Records contained in a dataset:
************
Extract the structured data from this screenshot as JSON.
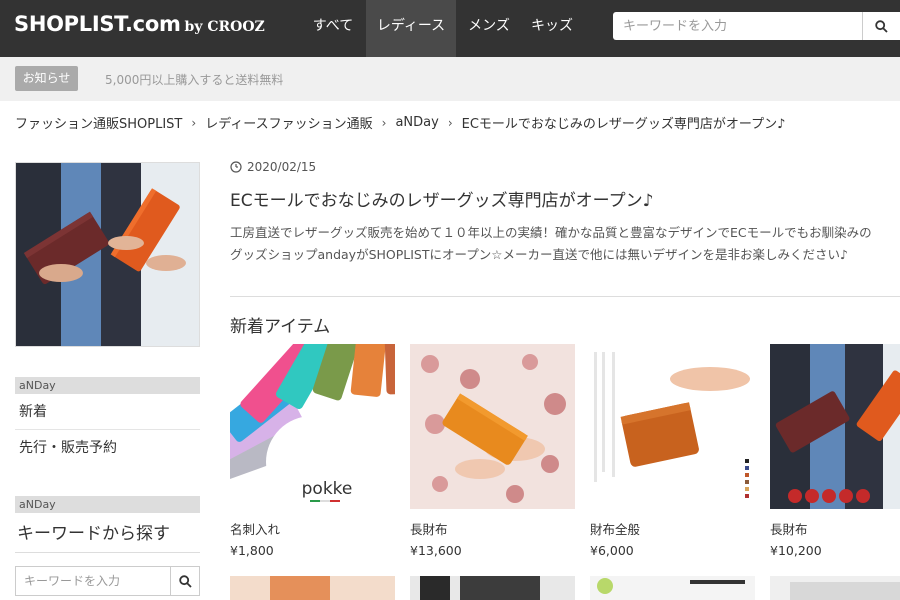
{
  "header": {
    "logo_main": "SHOPLIST.com",
    "logo_by": "by CROOZ",
    "nav": [
      "すべて",
      "レディース",
      "メンズ",
      "キッズ"
    ],
    "active_nav": "レディース",
    "search_placeholder": "キーワードを入力"
  },
  "notice": {
    "badge": "お知らせ",
    "text": "5,000円以上購入すると送料無料"
  },
  "breadcrumb": [
    "ファッション通販SHOPLIST",
    "レディースファッション通販",
    "aNDay",
    "ECモールでおなじみのレザーグッズ専門店がオープン♪"
  ],
  "sidebar": {
    "section1_header": "aNDay",
    "links": [
      "新着",
      "先行・販売予約"
    ],
    "section2_header": "aNDay",
    "search_title": "キーワードから探す",
    "search_placeholder": "キーワードを入力"
  },
  "article": {
    "date": "2020/02/15",
    "title": "ECモールでおなじみのレザーグッズ専門店がオープン♪",
    "desc_line1": "工房直送でレザーグッズ販売を始めて１０年以上の実績！確かな品質と豊富なデザインでECモールでもお馴染みの",
    "desc_line2": "グッズショップandayがSHOPLISTにオープン☆メーカー直送で他には無いデザインを是非お楽しみください♪"
  },
  "new_items": {
    "title": "新着アイテム",
    "items": [
      {
        "name": "名刺入れ",
        "price": "¥1,800",
        "image_text": "pokke"
      },
      {
        "name": "長財布",
        "price": "¥13,600"
      },
      {
        "name": "財布全般",
        "price": "¥6,000"
      },
      {
        "name": "長財布",
        "price": "¥10,200"
      }
    ]
  },
  "colors": {
    "header_bg": "#333333",
    "active_nav_bg": "#4a4a4a",
    "notice_bg": "#f0f0f0",
    "badge_bg": "#aaaaaa"
  }
}
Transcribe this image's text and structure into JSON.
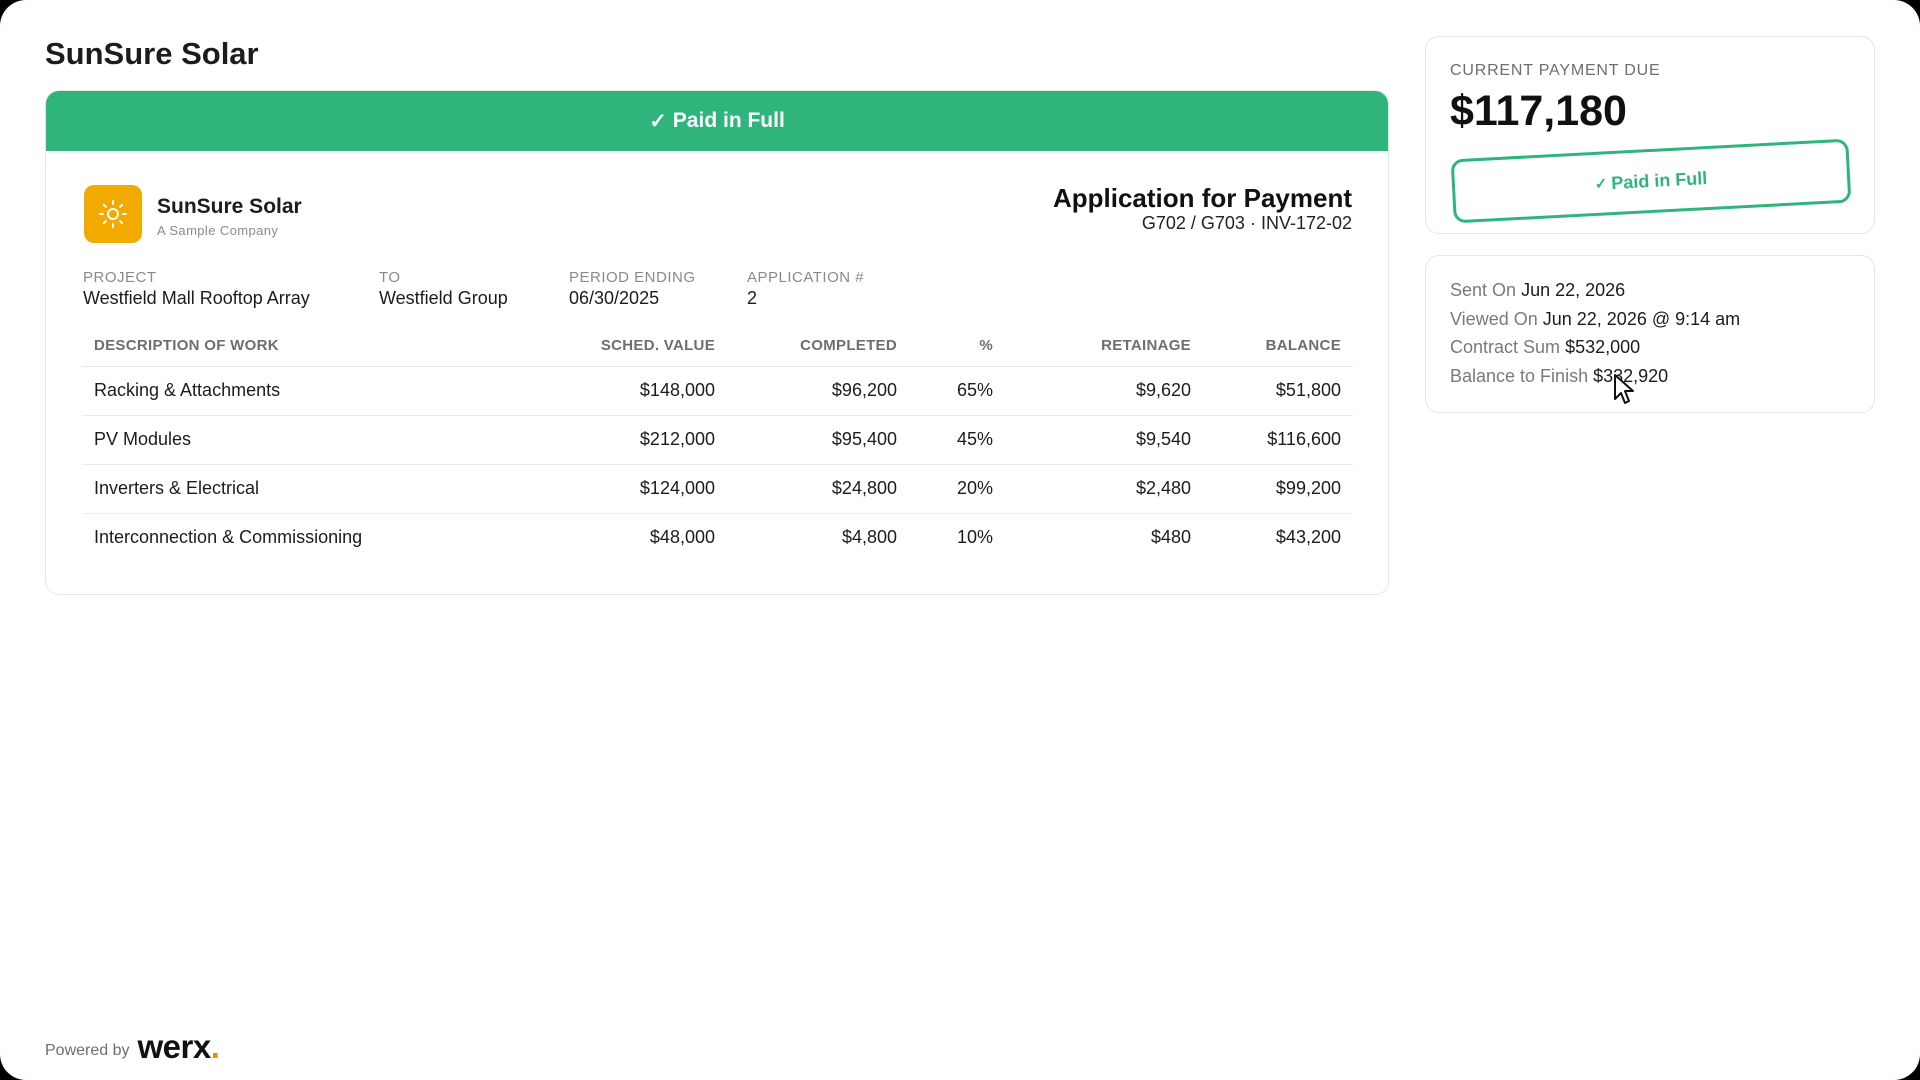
{
  "page": {
    "title": "SunSure Solar"
  },
  "banner": {
    "check": "✓",
    "label": "Paid in Full"
  },
  "invoice": {
    "company_name": "SunSure Solar",
    "company_sub": "A Sample Company",
    "doc_title": "Application for Payment",
    "doc_sub": "G702 / G703 · INV-172-02",
    "meta": {
      "project_label": "PROJECT",
      "project_value": "Westfield Mall Rooftop Array",
      "to_label": "TO",
      "to_value": "Westfield Group",
      "period_label": "PERIOD ENDING",
      "period_value": "06/30/2025",
      "app_label": "APPLICATION #",
      "app_value": "2"
    },
    "table": {
      "headers": {
        "description": "DESCRIPTION OF WORK",
        "sched_value": "SCHED. VALUE",
        "completed": "COMPLETED",
        "percent": "%",
        "retainage": "RETAINAGE",
        "balance": "BALANCE"
      },
      "rows": [
        {
          "description": "Racking & Attachments",
          "sched_value": "$148,000",
          "completed": "$96,200",
          "percent": "65%",
          "retainage": "$9,620",
          "balance": "$51,800"
        },
        {
          "description": "PV Modules",
          "sched_value": "$212,000",
          "completed": "$95,400",
          "percent": "45%",
          "retainage": "$9,540",
          "balance": "$116,600"
        },
        {
          "description": "Inverters & Electrical",
          "sched_value": "$124,000",
          "completed": "$24,800",
          "percent": "20%",
          "retainage": "$2,480",
          "balance": "$99,200"
        },
        {
          "description": "Interconnection & Commissioning",
          "sched_value": "$48,000",
          "completed": "$4,800",
          "percent": "10%",
          "retainage": "$480",
          "balance": "$43,200"
        }
      ]
    }
  },
  "payment": {
    "label": "CURRENT PAYMENT DUE",
    "amount": "$117,180",
    "stamp_check": "✓",
    "stamp_label": "Paid in Full"
  },
  "details": {
    "sent_label": "Sent On",
    "sent_value": "Jun 22, 2026",
    "viewed_label": "Viewed On",
    "viewed_value": "Jun 22, 2026 @ 9:14 am",
    "contract_label": "Contract Sum",
    "contract_value": "$532,000",
    "balance_label": "Balance to Finish",
    "balance_value": "$332,920"
  },
  "footer": {
    "powered_by": "Powered by",
    "brand": "werx",
    "brand_dot": "."
  },
  "colors": {
    "accent": "#2fb57c",
    "logo_bg": "#f2a900",
    "brand_dot": "#f28c00"
  },
  "icons": {
    "logo": "sun-icon",
    "check": "check-icon",
    "cursor": "mouse-pointer-icon"
  }
}
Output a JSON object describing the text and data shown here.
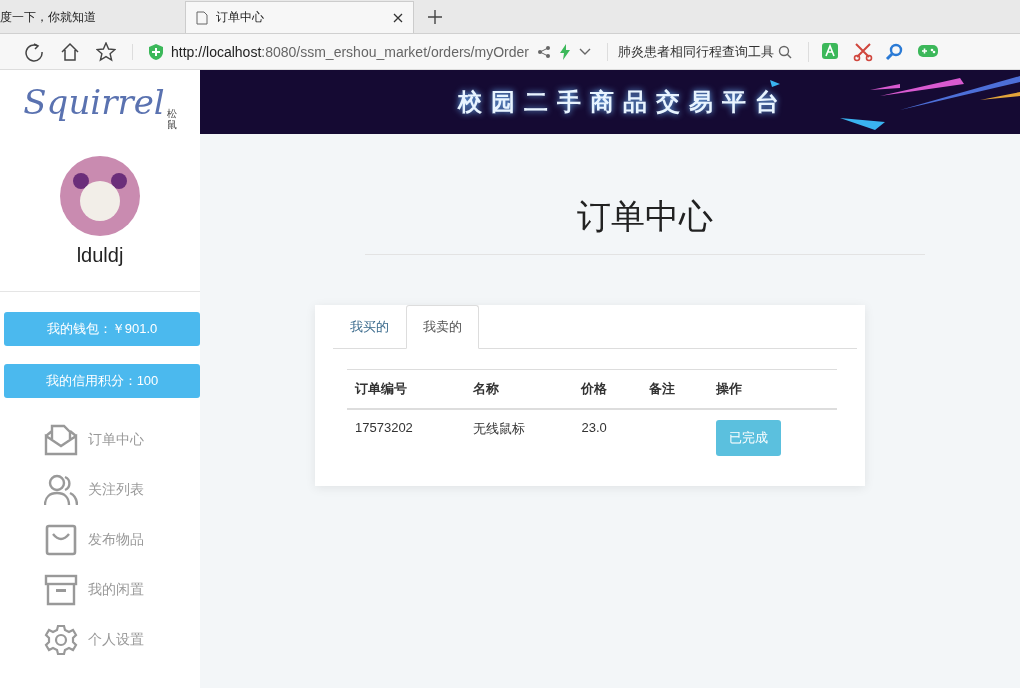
{
  "browser": {
    "tabs": [
      {
        "title": "度一下，你就知道",
        "selected": false
      },
      {
        "title": "订单中心",
        "selected": true
      }
    ],
    "url_host": "http://localhost",
    "url_rest": ":8080/ssm_ershou_market/orders/myOrder",
    "search_text": "肺炎患者相同行程查询工具"
  },
  "logo": {
    "text": "Squirrel",
    "subtext": "松鼠"
  },
  "banner": {
    "title": "校园二手商品交易平台"
  },
  "user": {
    "name": "lduldj"
  },
  "wallet_buttons": [
    "我的钱包：￥901.0",
    "我的信用积分：100"
  ],
  "menu": [
    {
      "kind": "envelope",
      "label": "订单中心"
    },
    {
      "kind": "users",
      "label": "关注列表"
    },
    {
      "kind": "bag",
      "label": "发布物品"
    },
    {
      "kind": "box",
      "label": "我的闲置"
    },
    {
      "kind": "gear",
      "label": "个人设置"
    }
  ],
  "page_title": "订单中心",
  "order_tabs": [
    {
      "label": "我买的",
      "selected": false
    },
    {
      "label": "我卖的",
      "selected": true
    }
  ],
  "table": {
    "columns": [
      "订单编号",
      "名称",
      "价格",
      "备注",
      "操作"
    ],
    "rows": [
      {
        "cells": [
          "17573202",
          "无线鼠标",
          "23.0"
        ],
        "action": "已完成"
      }
    ]
  }
}
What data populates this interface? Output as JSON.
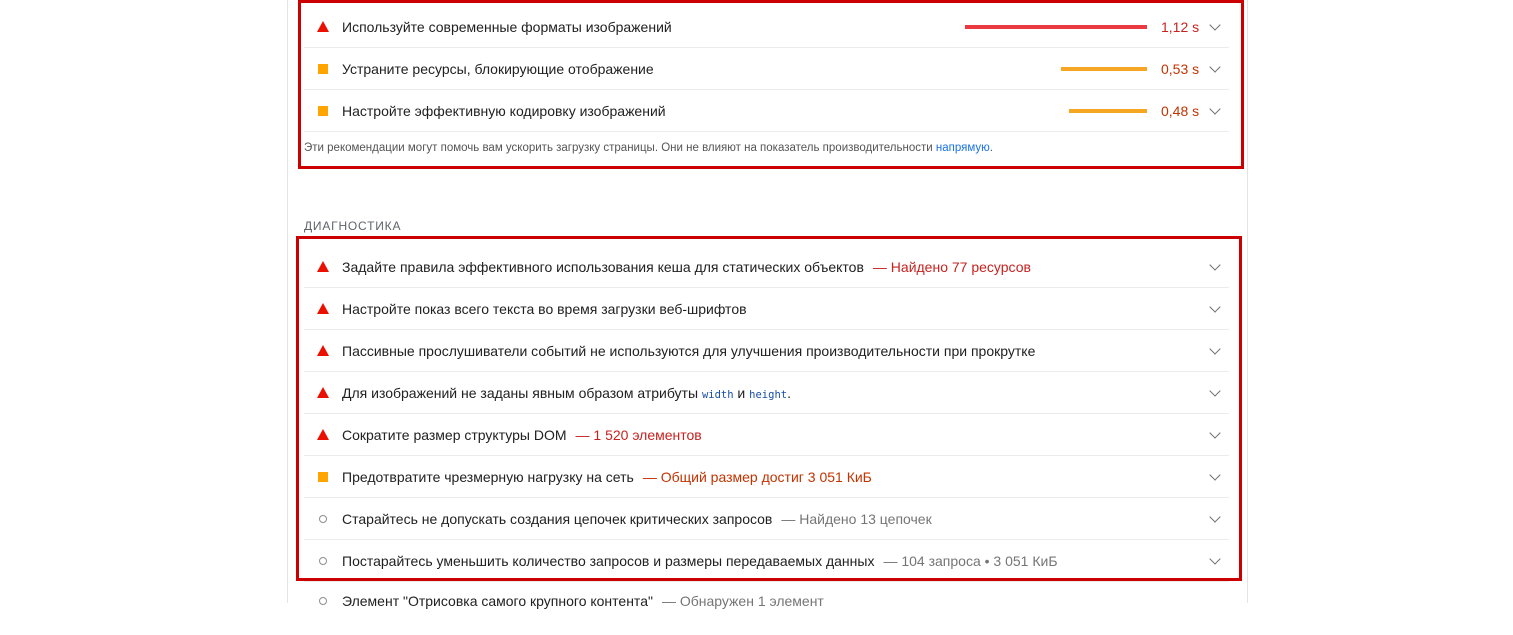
{
  "opportunities": [
    {
      "status": "fail",
      "title": "Используйте современные форматы изображений",
      "value": "1,12 s",
      "bar_fraction": 1.0
    },
    {
      "status": "average",
      "title": "Устраните ресурсы, блокирующие отображение",
      "value": "0,53 s",
      "bar_fraction": 0.47
    },
    {
      "status": "average",
      "title": "Настройте эффективную кодировку изображений",
      "value": "0,48 s",
      "bar_fraction": 0.43
    }
  ],
  "opportunities_note": {
    "text": "Эти рекомендации могут помочь вам ускорить загрузку страницы. Они не влияют на показатель производительности ",
    "link": "напрямую",
    "end": "."
  },
  "diagnostics_title": "ДИАГНОСТИКА",
  "diagnostics": [
    {
      "status": "fail",
      "title": "Задайте правила эффективного использования кеша для статических объектов",
      "display": "— Найдено 77 ресурсов"
    },
    {
      "status": "fail",
      "title": "Настройте показ всего текста во время загрузки веб-шрифтов",
      "display": ""
    },
    {
      "status": "fail",
      "title": "Пассивные прослушиватели событий не используются для улучшения производительности при прокрутке",
      "display": ""
    },
    {
      "status": "fail",
      "title_parts": [
        "Для изображений не заданы явным образом атрибуты ",
        "width",
        " и ",
        "height",
        "."
      ],
      "display": ""
    },
    {
      "status": "fail",
      "title": "Сократите размер структуры DOM",
      "display": "— 1 520 элементов"
    },
    {
      "status": "average",
      "title": "Предотвратите чрезмерную нагрузку на сеть",
      "display": "— Общий размер достиг 3 051 КиБ"
    },
    {
      "status": "informative",
      "title": "Старайтесь не допускать создания цепочек критических запросов",
      "display": "— Найдено 13 цепочек"
    },
    {
      "status": "informative",
      "title": "Постарайтесь уменьшить количество запросов и размеры передаваемых данных",
      "display": "— 104 запроса • 3 051 КиБ"
    }
  ],
  "partial_row": {
    "title": "Элемент \"Отрисовка самого крупного контента\"",
    "display": "— Обнаружен 1 элемент"
  },
  "colors": {
    "fail": "#eb0f00",
    "average": "#ffa400",
    "informative": "#8d8d8d",
    "highlight": "#cc0000",
    "link": "#1a73e8"
  },
  "icons": {
    "fail": "triangle-icon",
    "average": "square-icon",
    "informative": "circle-icon",
    "expand": "chevron-down-icon"
  }
}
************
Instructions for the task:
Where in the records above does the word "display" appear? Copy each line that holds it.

Exercise result:
      "display": "— Найдено 77 ресурсов"
      "display": ""
      "display": ""
      "display": ""
      "display": "— 1 520 элементов"
      "display": "— Общий размер достиг 3 051 КиБ"
      "display": "— Найдено 13 цепочек"
      "display": "— 104 запроса • 3 051 КиБ"
    "display": "— Обнаружен 1 элемент"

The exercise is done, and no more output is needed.